the bunk." Also starring Ellen Drew and William Demarest. 8:45 Only.

(Continued from Page 1)
no really big issues to help decide this
year."
Surprisingly though, both candidates
have run issue-oriented campaigns,
particularly stressing the issue of high
taxes.
"I think the cost of housing is the
main issue. And property taxes are a
major portion of the high rates," said
Fisher. To counteract this, he has asked
the city's administration to submit an
alternate budget with a 15 per cent
millage reduction' (about 5-7 per cent
tax cut) for council to study.
"WE HAVE TO take the sting out of
these huge increases," he said.
But Perkins claims Fisher's tax issue
is merely a political maneuver. "It's
becoming clear to a lot of people that
it's phony," she said.
Perkins claims "Millage reduction is
at best a temporary solution.
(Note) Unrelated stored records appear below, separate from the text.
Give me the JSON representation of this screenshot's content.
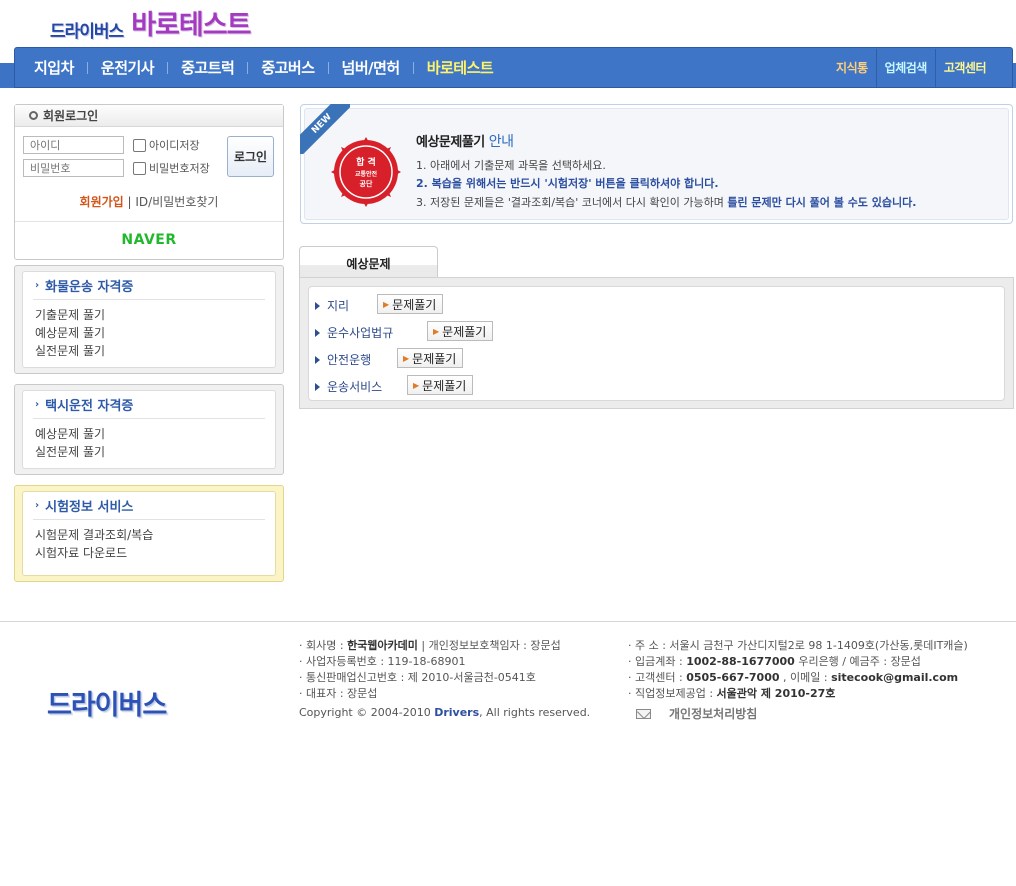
{
  "header": {
    "logo_part1": "드라이버스",
    "logo_part2": "바로테스트"
  },
  "nav": {
    "items": [
      "지입차",
      "운전기사",
      "중고트럭",
      "중고버스",
      "넘버/면허",
      "바로테스트"
    ],
    "right_items": [
      "지식통",
      "업체검색",
      "고객센터"
    ]
  },
  "login": {
    "title": "회원로그인",
    "id_placeholder": "아이디",
    "pw_placeholder": "비밀번호",
    "save_id_label": "아이디저장",
    "save_pw_label": "비밀번호저장",
    "login_button": "로그인",
    "join_label": "회원가입",
    "find_label": "ID/비밀번호찾기",
    "naver_label": "NAVER"
  },
  "sidebar": {
    "truck": {
      "title": "화물운송 자격증",
      "items": [
        "기출문제 풀기",
        "예상문제 풀기",
        "실전문제 풀기"
      ]
    },
    "taxi": {
      "title": "택시운전 자격증",
      "items": [
        "예상문제 풀기",
        "실전문제 풀기"
      ]
    },
    "exam_info": {
      "title": "시험정보 서비스",
      "items": [
        "시험문제 결과조회/복습",
        "시험자료 다운로드"
      ]
    }
  },
  "notice": {
    "badge": "NEW",
    "seal_line1": "합 격",
    "seal_line2": "교통안전",
    "seal_line3": "공단",
    "title_bold": "예상문제풀기",
    "title_light": "안내",
    "line1": "1. 아래에서 기출문제 과목을 선택하세요.",
    "line2": "2. 복습을 위해서는 반드시 '시험저장' 버튼을 클릭하셔야 합니다.",
    "line3_prefix": "3. 저장된 문제들은 '결과조회/복습' 코너에서 다시 확인이 가능하며",
    "line3_bold": "틀린 문제만 다시 풀어 볼 수도 있습니다."
  },
  "tab": {
    "label": "예상문제",
    "subjects": [
      {
        "name": "지리",
        "button": "문제풀기"
      },
      {
        "name": "운수사업법규",
        "button": "문제풀기"
      },
      {
        "name": "안전운행",
        "button": "문제풀기"
      },
      {
        "name": "운송서비스",
        "button": "문제풀기"
      }
    ]
  },
  "footer": {
    "logo": "드라이버스",
    "company_label": "· 회사명 :",
    "company_name": "한국웹아카데미",
    "company_rest": " | 개인정보보호책임자 : 장문섭",
    "bizno": "· 사업자등록번호 : 119-18-68901",
    "mailorder": "· 통신판매업신고번호 : 제 2010-서울금천-0541호",
    "ceo": "· 대표자 : 장문섭",
    "copyright_prefix": "Copyright © 2004-2010",
    "copyright_brand": "Drivers",
    "copyright_suffix": ", All rights reserved.",
    "address": "· 주 소 : 서울시 금천구 가산디지털2로 98 1-1409호(가산동,롯데IT캐슬)",
    "account_label": "· 입금계좌 :",
    "account_no": "1002-88-1677000",
    "account_rest": " 우리은행 / 예금주 : 장문섭",
    "cs_label": "· 고객센터 :",
    "cs_phone": "0505-667-7000",
    "cs_mid": " , 이메일 :",
    "cs_email": "sitecook@gmail.com",
    "job_label": "· 직업정보제공업 :",
    "job_no": "서울관악 제 2010-27호",
    "privacy": "개인정보처리방침"
  },
  "colors": {
    "nav_bg": "#3e75c7",
    "nav_highlight": "#fff36a",
    "link_blue": "#2e5aa8",
    "join_orange": "#d2561a",
    "naver_green": "#22b82d",
    "seal_red": "#d8202a"
  }
}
For us, it
is important for (the city) to get off
property tax, we're losing the state and
federal revenue sharing, my thrust -
be involved with state legislatures on
what will go on the ballot in the fall."
ALTHOUGH Perkins said she does
not have a specific answer for reducing
property taxes, she said she thinks
there should be a careful study of city
tax assessment methods.
Perkins said she doesn't see a lot of
fat in the city budget. But she said she
wants to better organize the police and
fire department so that administrators
can be reassigned to duties which put
them in more direct contact with the
public. She lists solid waste and road
repair among her highest concerns.
The candidates hold opposing views
on the issue of a city-wide energy plan.
Fisher supports a city investigation of
harnessing the Huron River to produce
hydro-electric power, but disagrees
with a proposal to mandate housing in-
sulation after a voluntary five-year
program.
PERKINS ON the other hand, sup-
ports the energy plan proposed by the
city administration and said she

believes in "a, really strong energy
program."
The two also differ'on the issue of rent
control - Perkins for and Fisher
against.
But Perkins has no specific rent con-
trol proposal.
And Fisher blasts Perkins for not
being more specific on the issue.
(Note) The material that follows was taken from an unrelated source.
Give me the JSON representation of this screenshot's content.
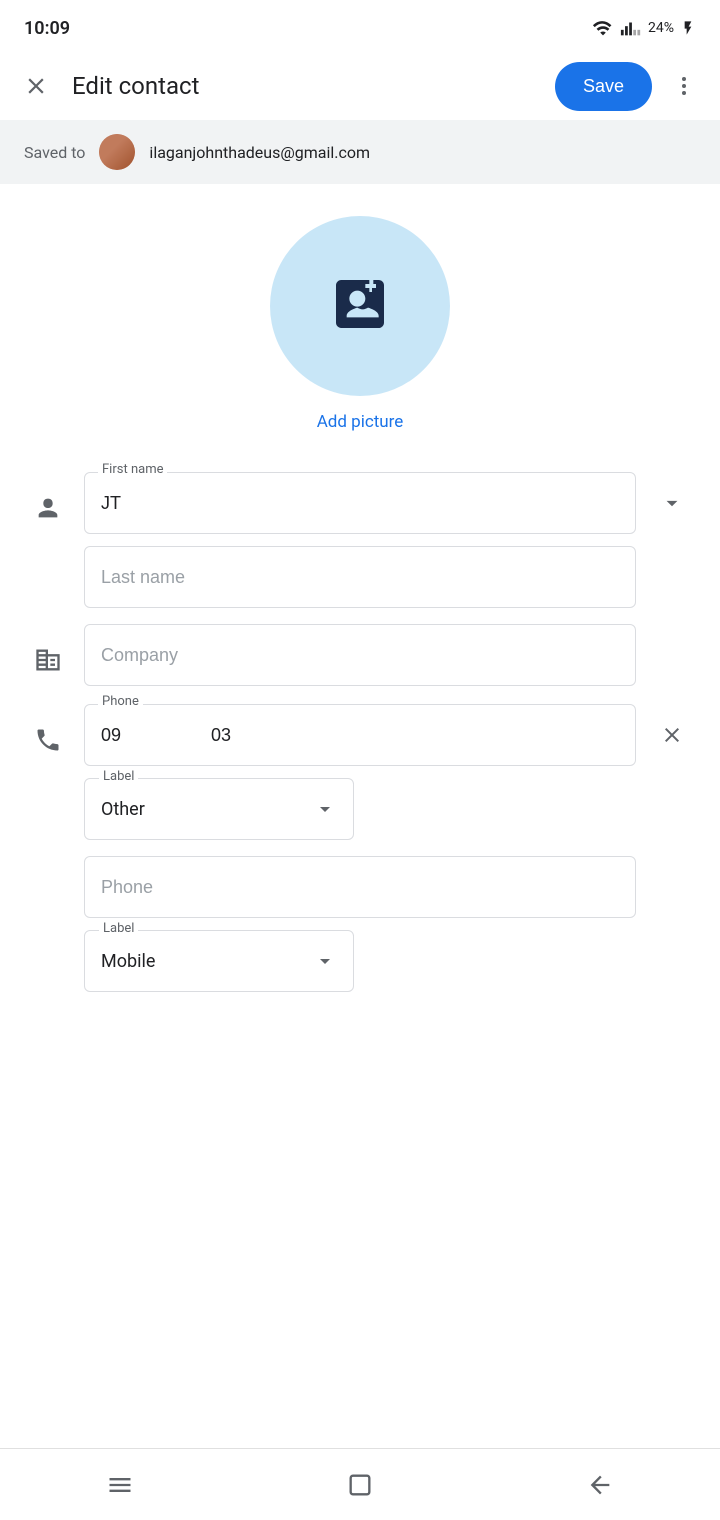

0
6
0

Fishrr
...door to door campaigning

ANGELL HALL

$1.50 one show, $2.50 both shows

Tomorrow: MIDNIGHT EXPRESS
Gonzomania Strikes AnnArbor!
THE UNIVERSITY OF MICHIGAN'S OFFICE OF
MAJOR EVENTS IS PLEASED TO PRESENT ...
WANGO-TANGO TOUR'80

Perkins
... phoning prospective voters

sue4...
FRIDAY,
APRIL18
8:00
CRISLER

A&M Recording Artists;
SQUEErZE

!J

t;
I
A .'-
~ , e
1 " '" .
.--'

:
' - -

J--

0
0

A
4N

RENA
trbor

_,
.
frh

lINM A PRIl .I

i

M

i

Back to Top

© 2021 Regents of the University of Michigan